» **Available records**:
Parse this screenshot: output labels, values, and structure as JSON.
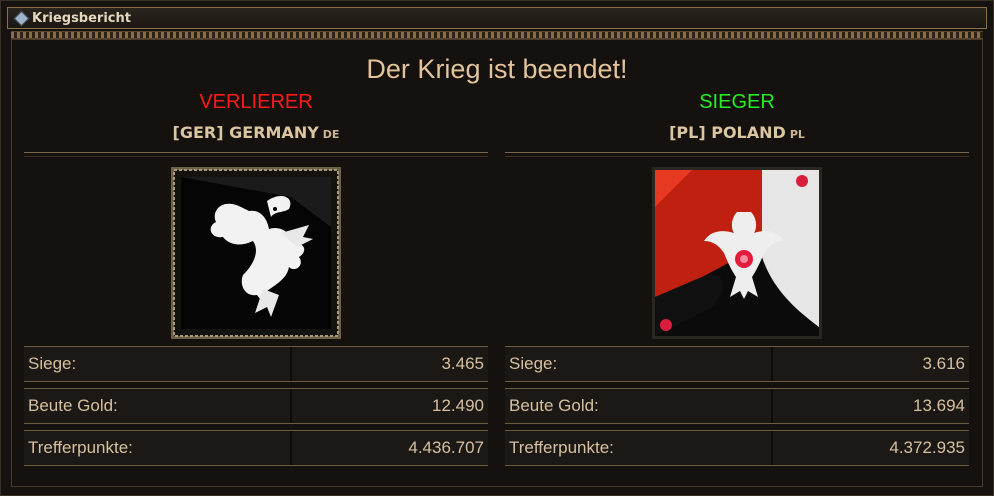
{
  "window": {
    "title": "Kriegsbericht"
  },
  "headline": "Der Krieg ist beendet!",
  "loser": {
    "status": "VERLIERER",
    "nation_name": "[GER] GERMANY",
    "nation_code": "DE",
    "flag_icon": "black-griffin-banner-icon"
  },
  "winner": {
    "status": "SIEGER",
    "nation_name": "[PL] POLAND",
    "nation_code": "PL",
    "flag_icon": "white-eagle-red-banner-icon"
  },
  "stats": {
    "labels": [
      "Siege:",
      "Beute Gold:",
      "Trefferpunkte:"
    ],
    "loser_values": [
      "3.465",
      "12.490",
      "4.436.707"
    ],
    "winner_values": [
      "3.616",
      "13.694",
      "4.372.935"
    ]
  },
  "colors": {
    "loser": "#ff1a1a",
    "winner": "#22ee22",
    "accent": "#e3c39a"
  }
}
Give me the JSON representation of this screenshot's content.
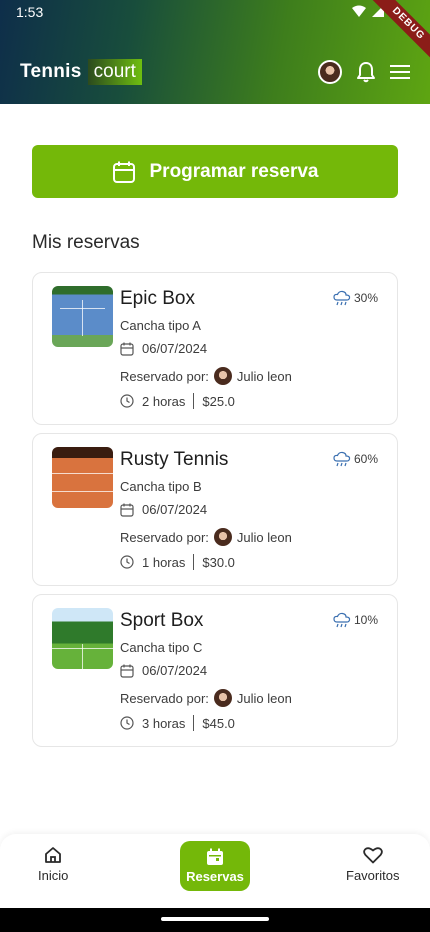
{
  "status_bar": {
    "time": "1:53"
  },
  "debug_banner": "DEBUG",
  "brand": {
    "part1": "Tennis",
    "part2": "court"
  },
  "primary_action": {
    "label": "Programar reserva"
  },
  "section_title": "Mis reservas",
  "reservations": [
    {
      "name": "Epic Box",
      "court_type": "Cancha tipo A",
      "date": "06/07/2024",
      "booked_by_label": "Reservado por:",
      "booked_by": "Julio leon",
      "duration": "2 horas",
      "price": "$25.0",
      "rain_chance": "30%"
    },
    {
      "name": "Rusty Tennis",
      "court_type": "Cancha tipo B",
      "date": "06/07/2024",
      "booked_by_label": "Reservado por:",
      "booked_by": "Julio leon",
      "duration": "1 horas",
      "price": "$30.0",
      "rain_chance": "60%"
    },
    {
      "name": "Sport Box",
      "court_type": "Cancha tipo C",
      "date": "06/07/2024",
      "booked_by_label": "Reservado por:",
      "booked_by": "Julio leon",
      "duration": "3 horas",
      "price": "$45.0",
      "rain_chance": "10%"
    }
  ],
  "bottom_nav": {
    "items": [
      {
        "label": "Inicio",
        "icon": "home-icon",
        "active": false
      },
      {
        "label": "Reservas",
        "icon": "calendar-icon",
        "active": true
      },
      {
        "label": "Favoritos",
        "icon": "heart-icon",
        "active": false
      }
    ]
  },
  "colors": {
    "accent": "#74b809",
    "header_dark": "#0e2e4a",
    "header_light": "#5ea512",
    "debug": "#8b1d18"
  }
}
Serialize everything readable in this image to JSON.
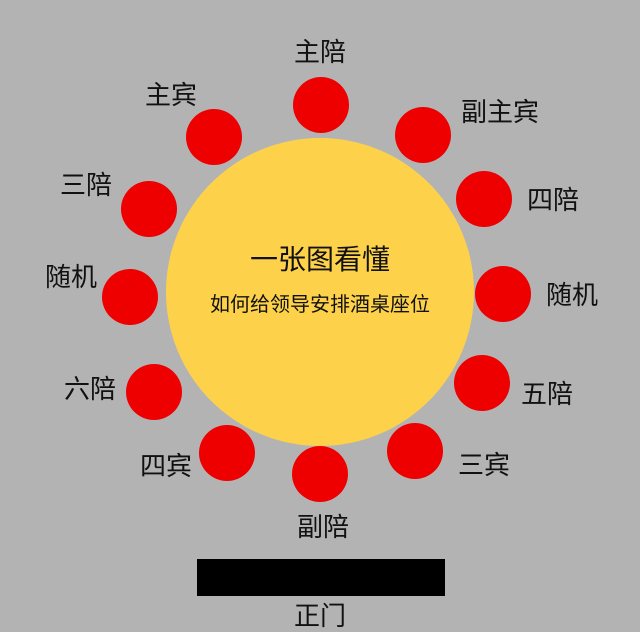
{
  "colors": {
    "background": "#b3b3b3",
    "table": "#fdd24a",
    "seat": "#ee0000",
    "door": "#000000"
  },
  "table": {
    "title": "一张图看懂",
    "subtitle": "如何给领导安排酒桌座位"
  },
  "seats": [
    {
      "label": "主陪"
    },
    {
      "label": "副主宾"
    },
    {
      "label": "四陪"
    },
    {
      "label": "随机"
    },
    {
      "label": "五陪"
    },
    {
      "label": "三宾"
    },
    {
      "label": "副陪"
    },
    {
      "label": "四宾"
    },
    {
      "label": "六陪"
    },
    {
      "label": "随机"
    },
    {
      "label": "三陪"
    },
    {
      "label": "主宾"
    }
  ],
  "door": {
    "label": "正门"
  }
}
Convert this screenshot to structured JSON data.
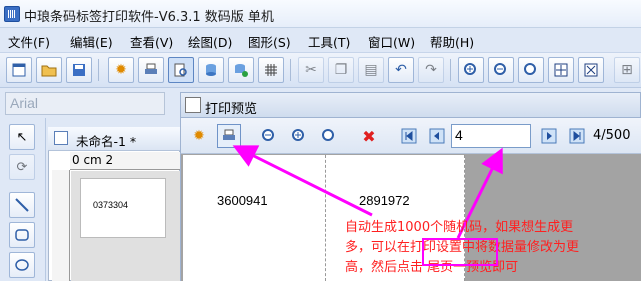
{
  "window": {
    "title": "中琅条码标签打印软件-V6.3.1 数码版 单机"
  },
  "menu": [
    {
      "label": "文件(F)"
    },
    {
      "label": "编辑(E)"
    },
    {
      "label": "查看(V)"
    },
    {
      "label": "绘图(D)"
    },
    {
      "label": "图形(S)"
    },
    {
      "label": "工具(T)"
    },
    {
      "label": "窗口(W)"
    },
    {
      "label": "帮助(H)"
    }
  ],
  "font_box": {
    "value": "Arial"
  },
  "document": {
    "tab_title": "未命名-1 *",
    "ruler_label": "0 cm 2",
    "barcode_text": "0373304"
  },
  "preview": {
    "title": "打印预览",
    "page_input": "4",
    "page_count": "4/500",
    "cells": [
      "3600941",
      "2891972"
    ]
  },
  "annotation": {
    "line1": "自动生成1000个随机码，如果想生成更",
    "line2_a": "多，可以在",
    "line2_hl": "打印设置",
    "line2_b": "中将数据量修改为更",
    "line3": "高，然后点击 尾页一预览即可"
  },
  "colors": {
    "annotation_red": "#ff2020",
    "arrow_magenta": "#ff00ff"
  }
}
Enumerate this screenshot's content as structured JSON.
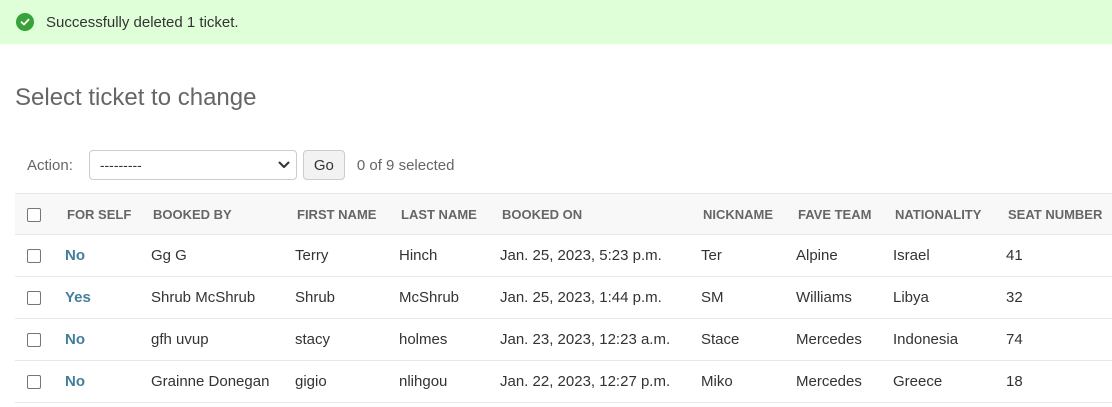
{
  "message": {
    "text": "Successfully deleted 1 ticket.",
    "icon": "check-circle-icon",
    "color": "#38a13a",
    "background": "#dfffd8"
  },
  "page_title": "Select ticket to change",
  "actions": {
    "label": "Action:",
    "select_value": "---------",
    "go_label": "Go",
    "selected_count": "0 of 9 selected"
  },
  "table": {
    "columns": [
      "FOR SELF",
      "BOOKED BY",
      "FIRST NAME",
      "LAST NAME",
      "BOOKED ON",
      "NICKNAME",
      "FAVE TEAM",
      "NATIONALITY",
      "SEAT NUMBER"
    ],
    "rows": [
      [
        "No",
        "Gg G",
        "Terry",
        "Hinch",
        "Jan. 25, 2023, 5:23 p.m.",
        "Ter",
        "Alpine",
        "Israel",
        "41"
      ],
      [
        "Yes",
        "Shrub McShrub",
        "Shrub",
        "McShrub",
        "Jan. 25, 2023, 1:44 p.m.",
        "SM",
        "Williams",
        "Libya",
        "32"
      ],
      [
        "No",
        "gfh uvup",
        "stacy",
        "holmes",
        "Jan. 23, 2023, 12:23 a.m.",
        "Stace",
        "Mercedes",
        "Indonesia",
        "74"
      ],
      [
        "No",
        "Grainne Donegan",
        "gigio",
        "nlihgou",
        "Jan. 22, 2023, 12:27 p.m.",
        "Miko",
        "Mercedes",
        "Greece",
        "18"
      ]
    ]
  },
  "colors": {
    "link": "#447e9b",
    "header_bg": "#f8f8f8"
  }
}
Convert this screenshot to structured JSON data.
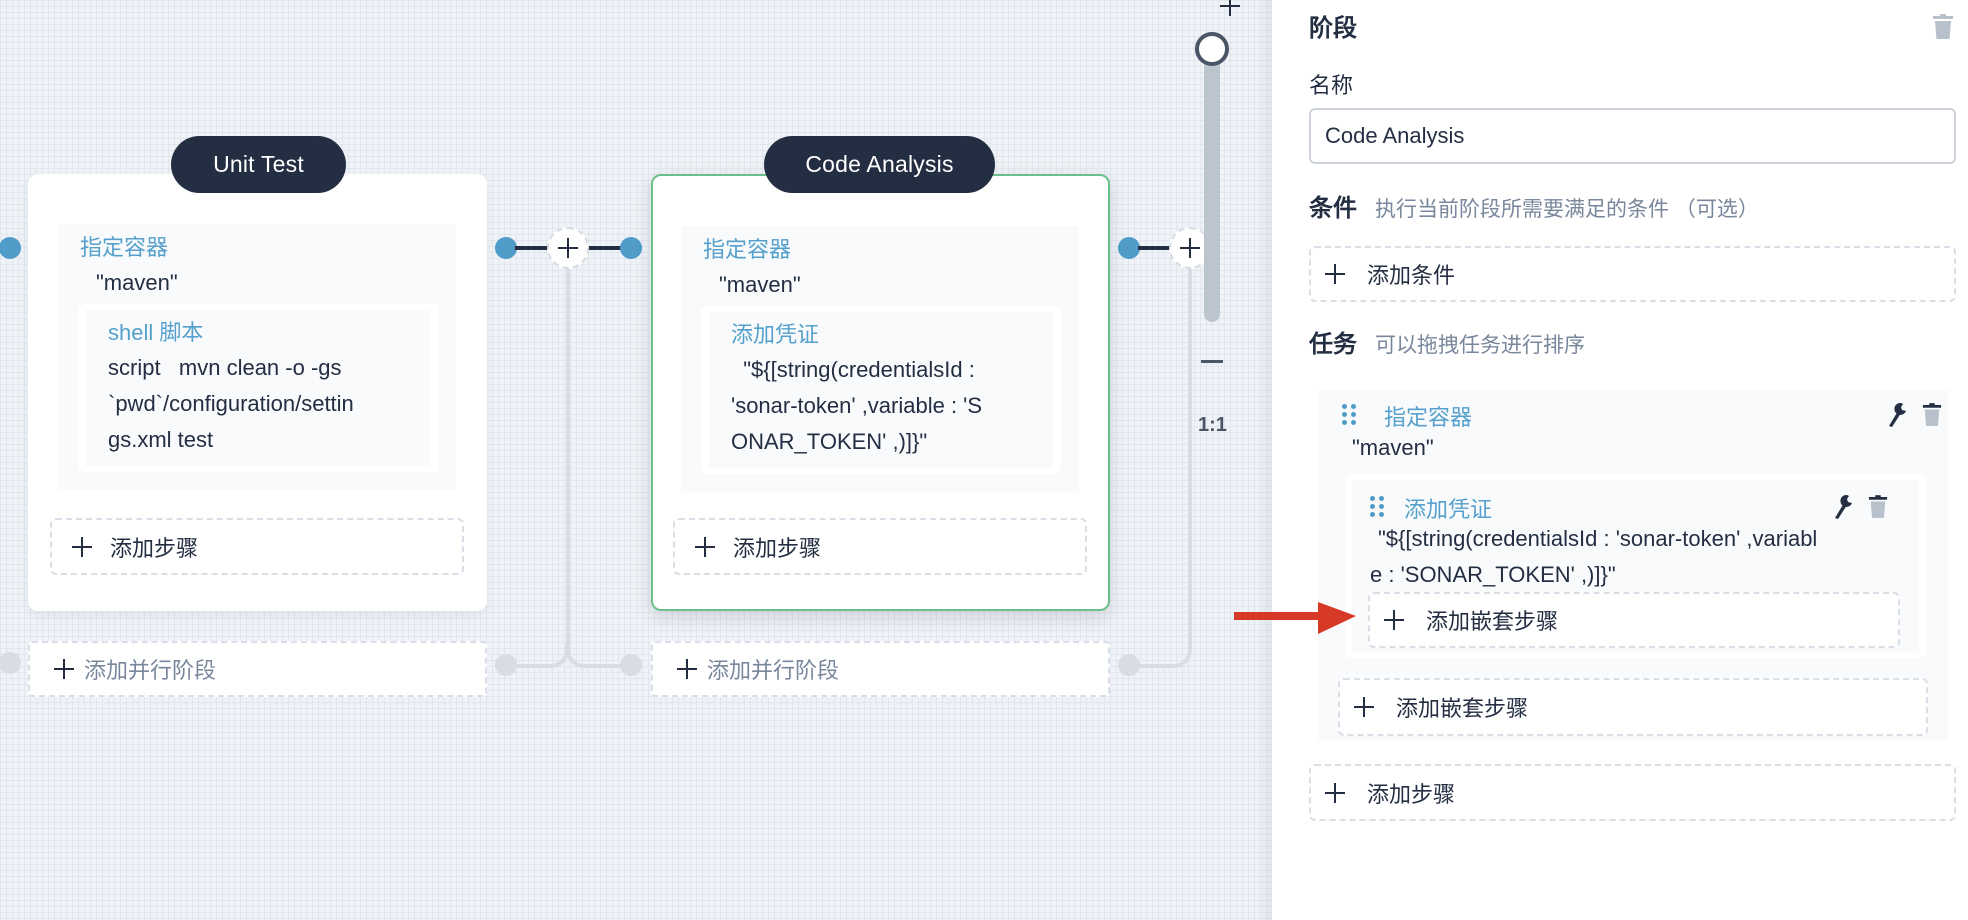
{
  "canvas": {
    "stages": [
      {
        "name": "Unit Test",
        "selected": false,
        "task": {
          "title": "指定容器",
          "value": "\"maven\"",
          "subtask": {
            "title": "shell 脚本",
            "lines": [
              "script   mvn clean -o -gs",
              "`pwd`/configuration/settin",
              "gs.xml test"
            ]
          }
        },
        "add_step_label": "添加步骤",
        "add_parallel_label": "添加并行阶段"
      },
      {
        "name": "Code Analysis",
        "selected": true,
        "task": {
          "title": "指定容器",
          "value": "\"maven\"",
          "subtask": {
            "title": "添加凭证",
            "lines": [
              "  \"${[string(credentialsId :",
              "'sonar-token' ,variable : 'S",
              "ONAR_TOKEN' ,)]}\""
            ]
          }
        },
        "add_step_label": "添加步骤",
        "add_parallel_label": "添加并行阶段"
      }
    ],
    "zoom": {
      "plus_icon": "plus-icon",
      "minus_icon": "minus-icon",
      "ratio_label": "1:1",
      "level": 1.0
    }
  },
  "panel": {
    "title": "阶段",
    "name_label": "名称",
    "name_value": "Code Analysis",
    "conditions": {
      "label": "条件",
      "hint": "执行当前阶段所需要满足的条件 （可选）",
      "add_label": "添加条件"
    },
    "tasks": {
      "label": "任务",
      "hint": "可以拖拽任务进行排序",
      "items": [
        {
          "title": "指定容器",
          "value": "\"maven\"",
          "nested": {
            "title": "添加凭证",
            "lines": [
              "\"${[string(credentialsId : 'sonar-token' ,variabl",
              "e : 'SONAR_TOKEN' ,)]}\""
            ],
            "add_nested_label": "添加嵌套步骤"
          },
          "add_nested_label": "添加嵌套步骤"
        }
      ],
      "add_step_label": "添加步骤"
    }
  },
  "annotation": {
    "arrow_color": "#d63a26",
    "points_to": "添加嵌套步骤"
  },
  "colors": {
    "accent_blue": "#55a0cc",
    "node_blue": "#4f9cc9",
    "dark": "#242e42",
    "selected_border": "#6dbf8a"
  }
}
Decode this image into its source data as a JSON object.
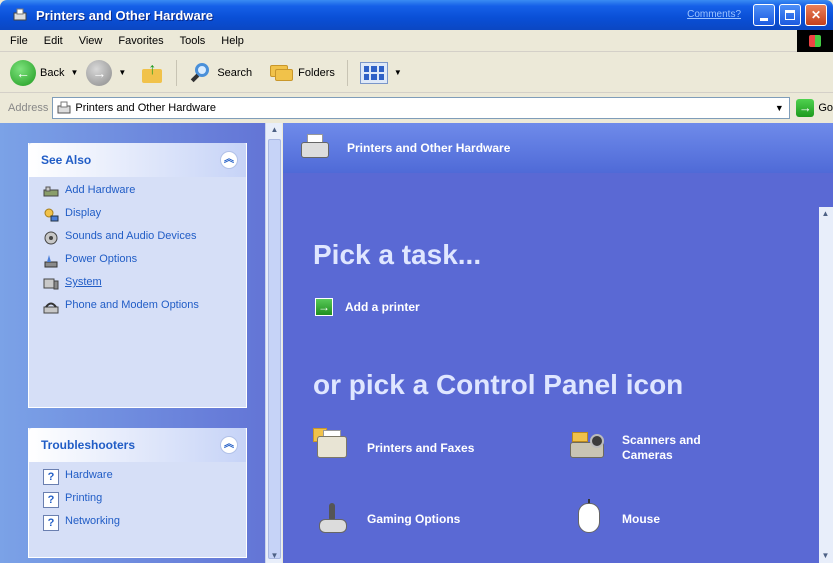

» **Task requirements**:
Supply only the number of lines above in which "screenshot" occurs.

» **The completed task**:
5